**Supplied records:**
________________________

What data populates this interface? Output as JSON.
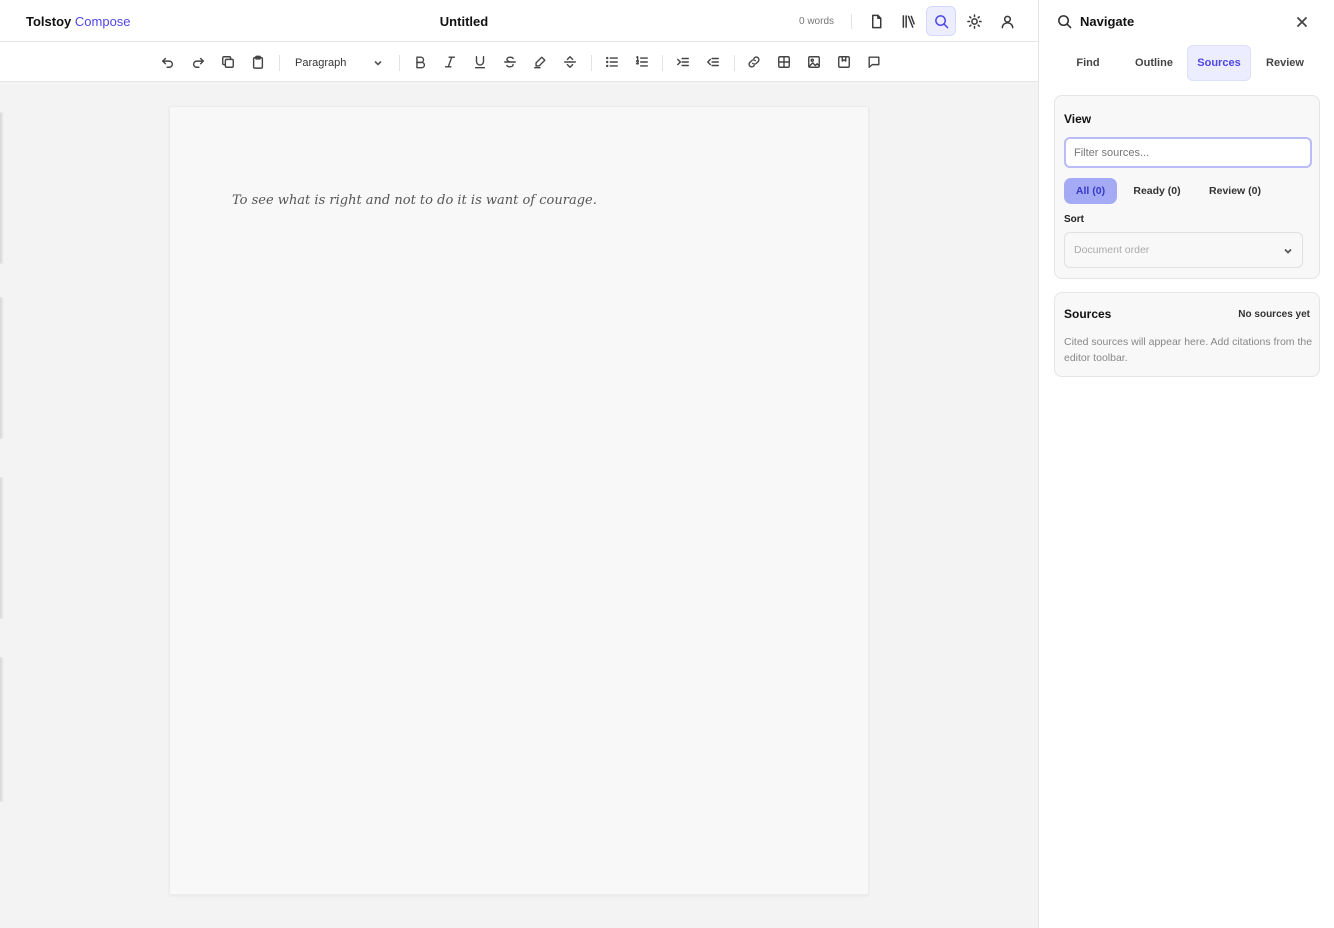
{
  "app": {
    "brand_primary": "Tolstoy",
    "brand_secondary": "Compose",
    "accent_color": "#4f46e5"
  },
  "document": {
    "title": "Untitled",
    "word_count": "0 words",
    "text": "To see what is right and not to do it is want of courage."
  },
  "toolbar": {
    "block_style": "Paragraph"
  },
  "top_icons": [
    "document-icon",
    "library-icon",
    "search-icon",
    "sun-icon",
    "user-icon"
  ],
  "panel": {
    "title": "Navigate",
    "tabs": [
      {
        "label": "Find"
      },
      {
        "label": "Outline"
      },
      {
        "label": "Sources",
        "active": true
      },
      {
        "label": "Review"
      }
    ],
    "view": {
      "heading": "View",
      "filter_placeholder": "Filter sources...",
      "chips": [
        {
          "label": "All (0)",
          "active": true
        },
        {
          "label": "Ready (0)"
        },
        {
          "label": "Review (0)"
        }
      ],
      "sort_label": "Sort",
      "sort_value": "Document order"
    },
    "sources": {
      "heading": "Sources",
      "status": "No sources yet",
      "description": "Cited sources will appear here. Add citations from the editor toolbar."
    }
  }
}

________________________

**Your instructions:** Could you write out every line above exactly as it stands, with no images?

**Expected answer:**
What data populates this interface? Output as JSON.
{
  "app": {
    "brand_primary": "Tolstoy",
    "brand_secondary": "Compose",
    "accent_color": "#4f46e5"
  },
  "document": {
    "title": "Untitled",
    "word_count": "0 words",
    "text": "To see what is right and not to do it is want of courage."
  },
  "toolbar": {
    "block_style": "Paragraph"
  },
  "top_icons": [
    "document-icon",
    "library-icon",
    "search-icon",
    "sun-icon",
    "user-icon"
  ],
  "panel": {
    "title": "Navigate",
    "tabs": [
      {
        "label": "Find"
      },
      {
        "label": "Outline"
      },
      {
        "label": "Sources",
        "active": true
      },
      {
        "label": "Review"
      }
    ],
    "view": {
      "heading": "View",
      "filter_placeholder": "Filter sources...",
      "chips": [
        {
          "label": "All (0)",
          "active": true
        },
        {
          "label": "Ready (0)"
        },
        {
          "label": "Review (0)"
        }
      ],
      "sort_label": "Sort",
      "sort_value": "Document order"
    },
    "sources": {
      "heading": "Sources",
      "status": "No sources yet",
      "description": "Cited sources will appear here. Add citations from the editor toolbar."
    }
  }
}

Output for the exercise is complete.